__ABOUT THIS TASK__:
In the entries below, the word "label" appears on some lines. Copy each of those lines.

__RECORD EXCERPTS__:
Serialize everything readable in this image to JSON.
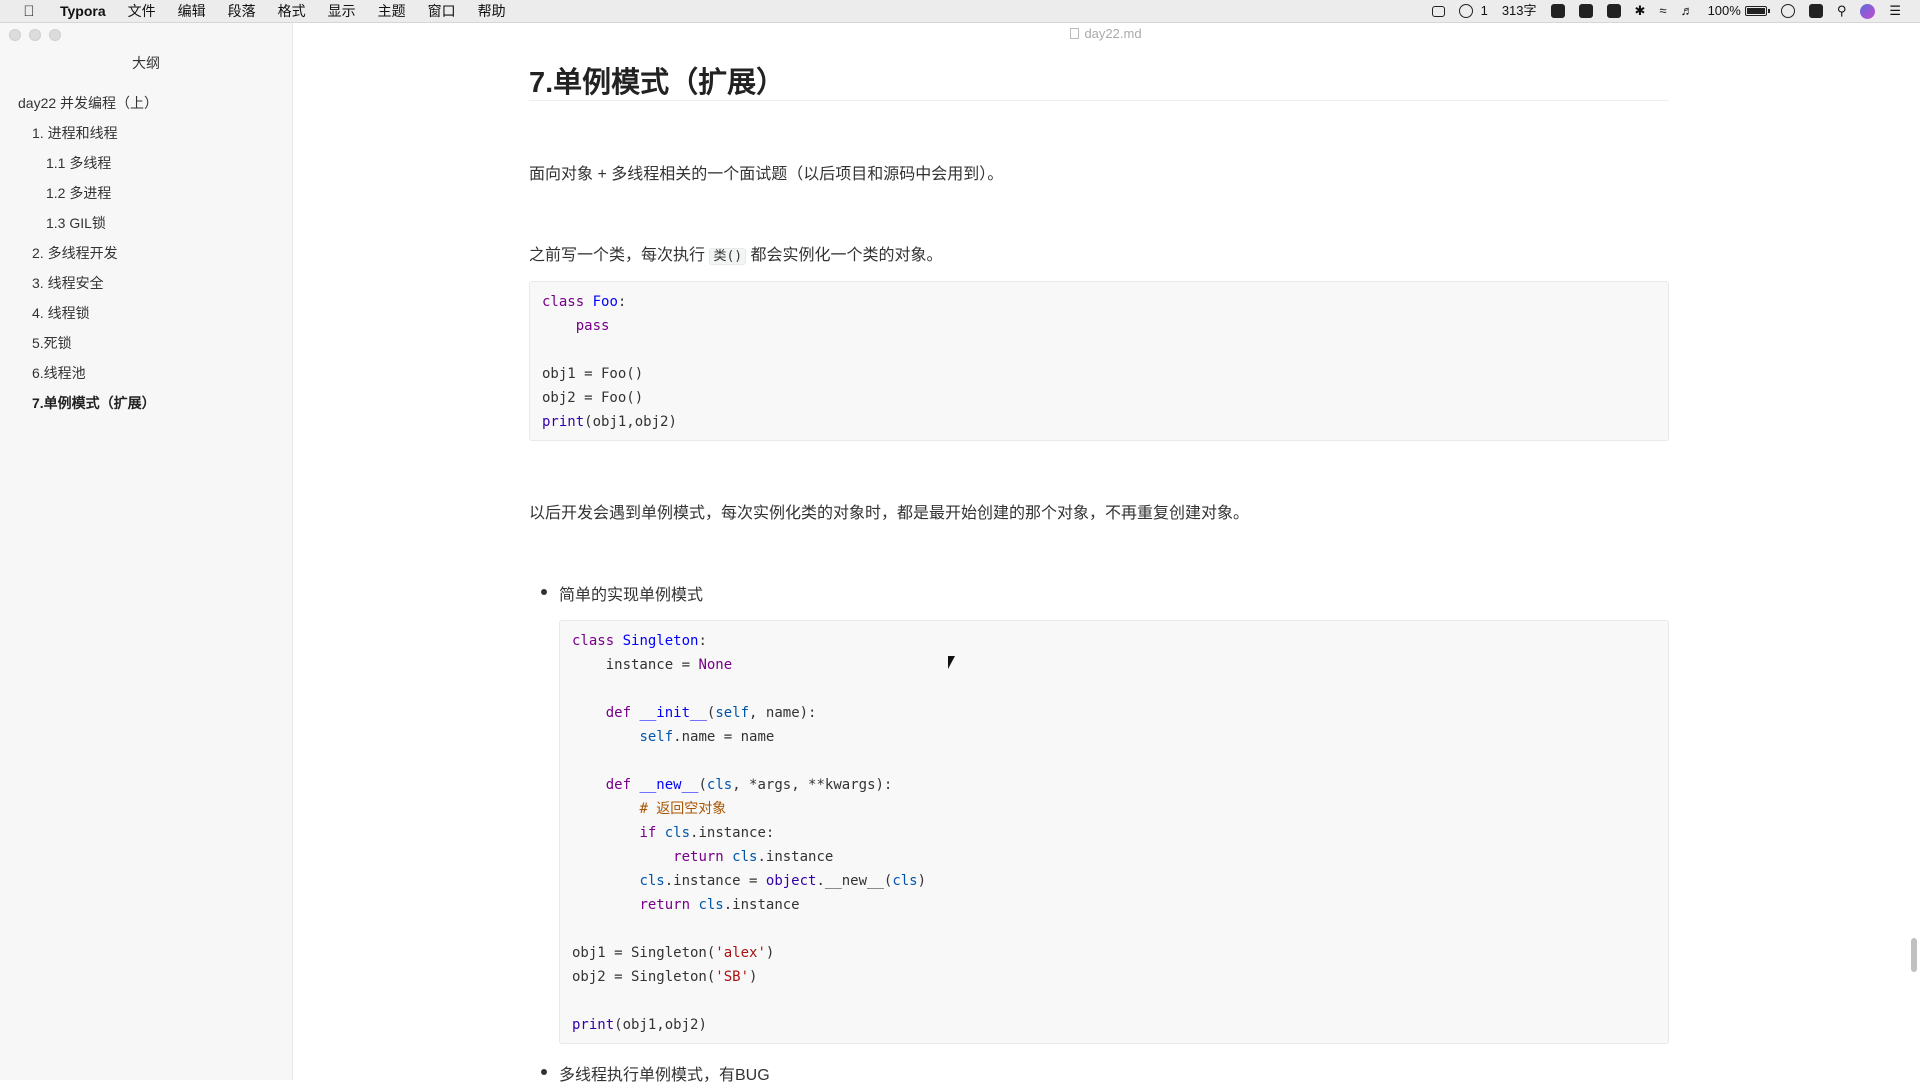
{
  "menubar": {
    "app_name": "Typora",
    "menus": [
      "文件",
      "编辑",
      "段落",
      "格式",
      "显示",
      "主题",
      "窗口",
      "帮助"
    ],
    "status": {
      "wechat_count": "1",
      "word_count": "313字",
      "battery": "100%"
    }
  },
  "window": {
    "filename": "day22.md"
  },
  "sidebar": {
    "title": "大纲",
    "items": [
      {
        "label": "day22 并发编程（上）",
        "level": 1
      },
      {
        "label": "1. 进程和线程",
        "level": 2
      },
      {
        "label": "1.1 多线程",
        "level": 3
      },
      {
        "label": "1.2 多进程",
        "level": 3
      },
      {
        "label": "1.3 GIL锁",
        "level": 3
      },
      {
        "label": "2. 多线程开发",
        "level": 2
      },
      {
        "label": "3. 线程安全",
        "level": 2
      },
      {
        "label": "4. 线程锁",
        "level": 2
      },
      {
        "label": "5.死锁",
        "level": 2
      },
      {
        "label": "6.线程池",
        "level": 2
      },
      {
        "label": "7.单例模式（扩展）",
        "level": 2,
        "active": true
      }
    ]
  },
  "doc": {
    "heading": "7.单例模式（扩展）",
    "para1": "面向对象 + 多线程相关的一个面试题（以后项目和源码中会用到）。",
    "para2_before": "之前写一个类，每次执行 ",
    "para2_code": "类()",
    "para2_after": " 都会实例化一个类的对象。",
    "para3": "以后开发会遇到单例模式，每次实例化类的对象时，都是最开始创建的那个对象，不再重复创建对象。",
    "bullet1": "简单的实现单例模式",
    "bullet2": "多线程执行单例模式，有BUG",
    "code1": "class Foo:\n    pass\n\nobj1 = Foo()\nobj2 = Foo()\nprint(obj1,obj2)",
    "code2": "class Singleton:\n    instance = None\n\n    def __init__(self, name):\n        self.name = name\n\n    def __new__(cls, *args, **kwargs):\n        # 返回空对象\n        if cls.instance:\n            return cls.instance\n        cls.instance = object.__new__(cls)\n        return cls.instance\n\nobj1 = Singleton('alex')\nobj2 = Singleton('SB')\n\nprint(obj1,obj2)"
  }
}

__SOLUTION FOR THIS PROBLEM__:
        "label": "day22 并发编程（上）",
        "label": "1. 进程和线程",
        "label": "1.1 多线程",
        "label": "1.2 多进程",
        "label": "1.3 GIL锁",
        "label": "2. 多线程开发",
        "label": "3. 线程安全",
        "label": "4. 线程锁",
        "label": "5.死锁",
        "label": "6.线程池",
        "label": "7.单例模式（扩展）",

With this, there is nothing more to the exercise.